In general, using

	git update-ref HEAD "$head"

should be a _lot_ safer than doing

	echo "$head" > "$GIT_DIR/HEAD"

both from a symlink following standpoint *and* an error checking
standpoint.  The "refs/" rule for symlinks means that symlinks
that point to "outside" the tree are safe: they'll be followed
for reading but not for writing (so we'll never write through a
ref symlink to some other tree, if you have copied a whole
archive by creating a symlink tree).

With `-d` flag, it deletes the named <ref> after verifying it
still contains <oldvalue>.

With `--stdin`, update-ref reads instructions from standard input and
performs all modifications together.  Specify commands of the form:

	update SP <ref> SP <newvalue> [SP <oldvalue>] LF
	create SP <ref> SP <newvalue> LF
	delete SP <ref> [SP <oldvalue>] LF
	verify SP <ref> [SP <oldvalue>] LF
	option SP <opt> LF

Quote fields containing whitespace as if they were strings in C source
code.  Alternatively, use `-z` to specify commands without quoting:

	update SP <ref> NUL <newvalue> NUL [<oldvalue>] NUL
	create SP <ref> NUL <newvalue> NUL
	delete SP <ref> NUL [<oldvalue>] NUL
	verify SP <ref> NUL [<oldvalue>] NUL
	option SP <opt> NUL

Lines of any other format or a repeated <ref> produce an error.
Command meanings are:

	Set <ref> to <newvalue> after verifying <oldvalue>, if given.
	Specify a zero <newvalue> to ensure the ref does not exist
	after the update and/or a zero <oldvalue> to make sure the
	ref does not exist before the update.

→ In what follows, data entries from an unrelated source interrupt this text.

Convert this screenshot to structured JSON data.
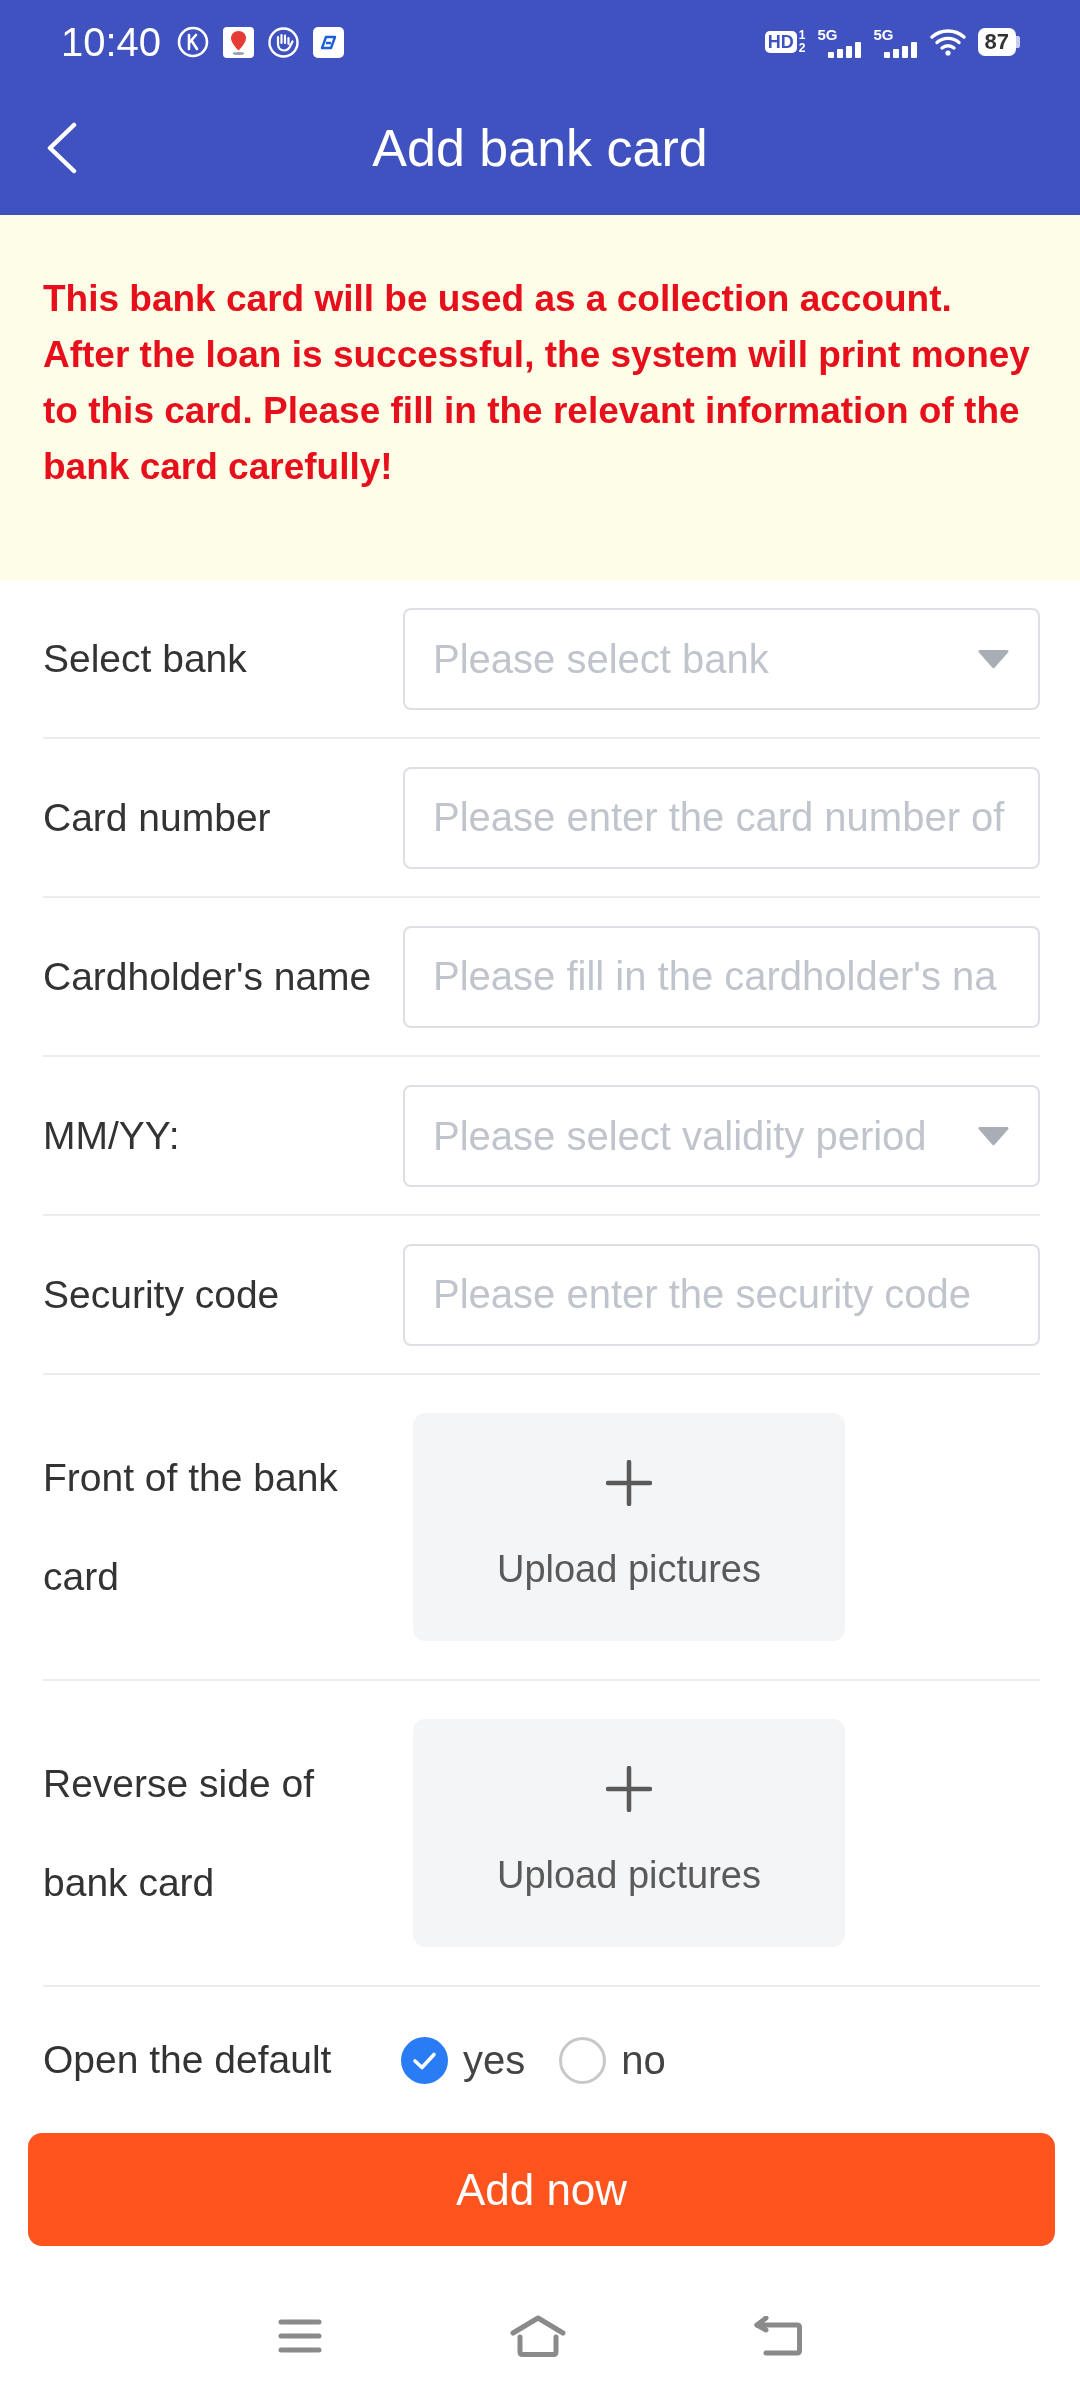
{
  "status_bar": {
    "time": "10:40",
    "hd": "HD",
    "sim_slots": [
      "1",
      "2"
    ],
    "networks": [
      {
        "type": "5G"
      },
      {
        "type": "5G"
      }
    ],
    "battery": "87"
  },
  "header": {
    "title": "Add bank card"
  },
  "notice": {
    "text": "This bank card will be used as a collection account. After the loan is successful, the system will print money to this card. Please fill in the relevant information of the bank card carefully!"
  },
  "form": {
    "rows": [
      {
        "kind": "select",
        "label": "Select bank",
        "placeholder": "Please select bank"
      },
      {
        "kind": "input",
        "label": "Card number",
        "placeholder": "Please enter the card number of"
      },
      {
        "kind": "input",
        "label": "Cardholder's name",
        "placeholder": "Please fill in the cardholder's na"
      },
      {
        "kind": "select",
        "label": "MM/YY:",
        "placeholder": "Please select validity period"
      },
      {
        "kind": "input",
        "label": "Security code",
        "placeholder": "Please enter the security code"
      },
      {
        "kind": "upload",
        "label": "Front of the bank card",
        "button": "Upload pictures"
      },
      {
        "kind": "upload",
        "label": "Reverse side of bank card",
        "button": "Upload pictures"
      }
    ]
  },
  "default_option": {
    "label": "Open the default",
    "options": [
      {
        "label": "yes",
        "selected": true
      },
      {
        "label": "no",
        "selected": false
      }
    ]
  },
  "submit_button": {
    "label": "Add now"
  }
}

	Create <ref> with <newvalue> after verifying it does not
	exist.  The given <newvalue> may not be zero.

	Delete <ref> after verifying it exists with <oldvalue>, if
	given.  If given, <oldvalue> may not be zero.

	Verify <ref> against <oldvalue> but do not change it.  If
	<oldvalue> zero or missing, the ref must not exist.

	Modify behavior of the next command naming a <ref>.
	The only valid option is `no-deref` to avoid dereferencing
	a symbolic ref.

Use 40 "0" or the empty string to specify a zero value, except that
with `-z` an empty <oldvalue> is considered missing.

If all <ref>s can be locked with matching <oldvalue>s
simultaneously, all modifications are performed.  Otherwise, no
modifications are performed.  Note that while each individual
<ref> is updated or deleted atomically, a concurrent reader may
still see a subset of the modifications.

Logging Updates
If config parameter "core.logAllRefUpdates" is true and the ref is one under
"refs/heads/", "refs/remotes/", "refs/notes/", or the symbolic ref HEAD; or
the file "$GIT_DIR/logs/<ref>" exists then `git update-ref` will append
a line to the log file "$GIT_DIR/logs/<ref>" (dereferencing all
symbolic refs before creating the log name) describing the change
in ref value.  Log lines are formatted as:

    . oldsha1 SP newsha1 SP committer LF
Where "oldsha1" is the 40 character hexadecimal value previously
stored in <ref>, "newsha1" is the 40 character hexadecimal value of
<newvalue> and "committer" is the committer's name, email address
and date in the standard Git committer ident format.

Optionally with -m:

    . oldsha1 SP newsha1 SP committer TAB message LF
Where all fields are as described above and "message" is the
value supplied to the -m option.

An update will fail (without changing <ref>) if the current user is
unable to create a new log file, append to the existing log file
or does not have committer information available.

Part of the linkgit:git[1] suite